The Dictionary of Love
Keyword Search Sick

Sick, Sickness

I am sick with Love. Sure you cannot refuse to cure the pains you cause. — All this pretended sickness, and pain, never intrench [sic] an instant on the lover's pleasure. They never confine him to his room. He can, for all them, go to the plays, gardens, masquerades, and even to a bagnio. They are so little troublesome, that a lover would be sorry to be cured of this imaginary disorder, that amuses him so agreeably, and flatters so much the vanity of the women. In short, lover-sick and sham-sick are synonymous terms.

It were to be wished, that in the states of love there was no more real illness than of this sort; our youth would be less liable to disorders, that send them very seriously to consult the sons of Esculapius.

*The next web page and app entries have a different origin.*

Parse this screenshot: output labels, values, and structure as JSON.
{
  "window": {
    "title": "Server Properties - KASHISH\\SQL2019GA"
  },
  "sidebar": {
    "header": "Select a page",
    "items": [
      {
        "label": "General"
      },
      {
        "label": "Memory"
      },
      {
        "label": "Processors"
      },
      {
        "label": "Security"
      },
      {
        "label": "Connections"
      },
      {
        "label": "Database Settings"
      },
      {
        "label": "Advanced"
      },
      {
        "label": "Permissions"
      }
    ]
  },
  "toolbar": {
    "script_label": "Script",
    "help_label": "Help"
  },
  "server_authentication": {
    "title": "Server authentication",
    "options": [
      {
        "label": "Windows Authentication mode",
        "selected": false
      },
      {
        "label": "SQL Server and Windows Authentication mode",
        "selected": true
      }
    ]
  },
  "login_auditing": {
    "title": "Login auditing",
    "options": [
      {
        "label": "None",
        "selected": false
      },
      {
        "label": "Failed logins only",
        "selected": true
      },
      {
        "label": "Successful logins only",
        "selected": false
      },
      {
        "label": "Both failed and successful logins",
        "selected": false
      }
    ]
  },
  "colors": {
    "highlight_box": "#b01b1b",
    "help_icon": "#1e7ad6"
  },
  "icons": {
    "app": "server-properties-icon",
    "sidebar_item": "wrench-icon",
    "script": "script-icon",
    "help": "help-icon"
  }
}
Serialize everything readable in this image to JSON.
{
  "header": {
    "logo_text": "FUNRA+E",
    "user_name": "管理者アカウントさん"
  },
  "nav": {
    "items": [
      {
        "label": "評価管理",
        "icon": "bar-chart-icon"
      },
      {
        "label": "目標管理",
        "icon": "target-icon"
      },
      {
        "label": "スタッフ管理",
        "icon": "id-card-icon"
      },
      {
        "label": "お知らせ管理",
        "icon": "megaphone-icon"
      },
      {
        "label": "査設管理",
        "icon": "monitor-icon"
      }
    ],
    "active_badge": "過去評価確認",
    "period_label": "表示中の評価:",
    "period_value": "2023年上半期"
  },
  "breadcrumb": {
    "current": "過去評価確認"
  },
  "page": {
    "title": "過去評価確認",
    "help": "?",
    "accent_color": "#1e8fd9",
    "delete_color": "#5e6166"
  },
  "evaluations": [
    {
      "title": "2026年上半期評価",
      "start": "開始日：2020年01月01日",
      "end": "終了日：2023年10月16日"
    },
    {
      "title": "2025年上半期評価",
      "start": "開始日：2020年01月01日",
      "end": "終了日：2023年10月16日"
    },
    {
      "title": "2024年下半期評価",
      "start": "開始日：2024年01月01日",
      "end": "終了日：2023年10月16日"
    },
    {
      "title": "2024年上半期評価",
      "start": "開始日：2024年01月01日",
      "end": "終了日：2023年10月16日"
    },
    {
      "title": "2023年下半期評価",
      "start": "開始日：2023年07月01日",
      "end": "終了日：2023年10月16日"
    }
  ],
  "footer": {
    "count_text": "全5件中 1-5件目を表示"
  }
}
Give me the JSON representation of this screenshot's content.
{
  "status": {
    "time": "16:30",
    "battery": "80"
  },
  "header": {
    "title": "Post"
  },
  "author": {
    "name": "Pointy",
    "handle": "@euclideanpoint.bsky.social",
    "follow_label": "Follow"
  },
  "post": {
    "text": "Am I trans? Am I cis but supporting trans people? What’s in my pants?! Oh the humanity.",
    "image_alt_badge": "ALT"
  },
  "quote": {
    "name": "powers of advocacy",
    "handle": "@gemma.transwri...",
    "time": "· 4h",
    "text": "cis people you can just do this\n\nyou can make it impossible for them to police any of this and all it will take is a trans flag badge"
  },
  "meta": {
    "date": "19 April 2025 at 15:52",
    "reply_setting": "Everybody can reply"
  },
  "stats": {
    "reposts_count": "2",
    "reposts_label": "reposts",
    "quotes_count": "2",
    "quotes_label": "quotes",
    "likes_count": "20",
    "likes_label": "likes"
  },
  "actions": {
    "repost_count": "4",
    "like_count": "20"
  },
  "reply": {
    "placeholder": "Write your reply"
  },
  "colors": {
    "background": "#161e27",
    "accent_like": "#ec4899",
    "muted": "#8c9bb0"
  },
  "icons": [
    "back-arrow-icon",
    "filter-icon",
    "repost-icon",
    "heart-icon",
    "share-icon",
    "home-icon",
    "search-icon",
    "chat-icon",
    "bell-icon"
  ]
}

Modified text:
In short, love-sick and sham-sick are the same thing
A Dictionary of Love (1777)

Omitted text:
…are synonymous terms. It were to be wished, that in the states of love there was no more real illness than of this sort; our youth would be less liable to disorders, that send them very seriously to consult the sons of Esculapius.
A Dictionary of Love (1777)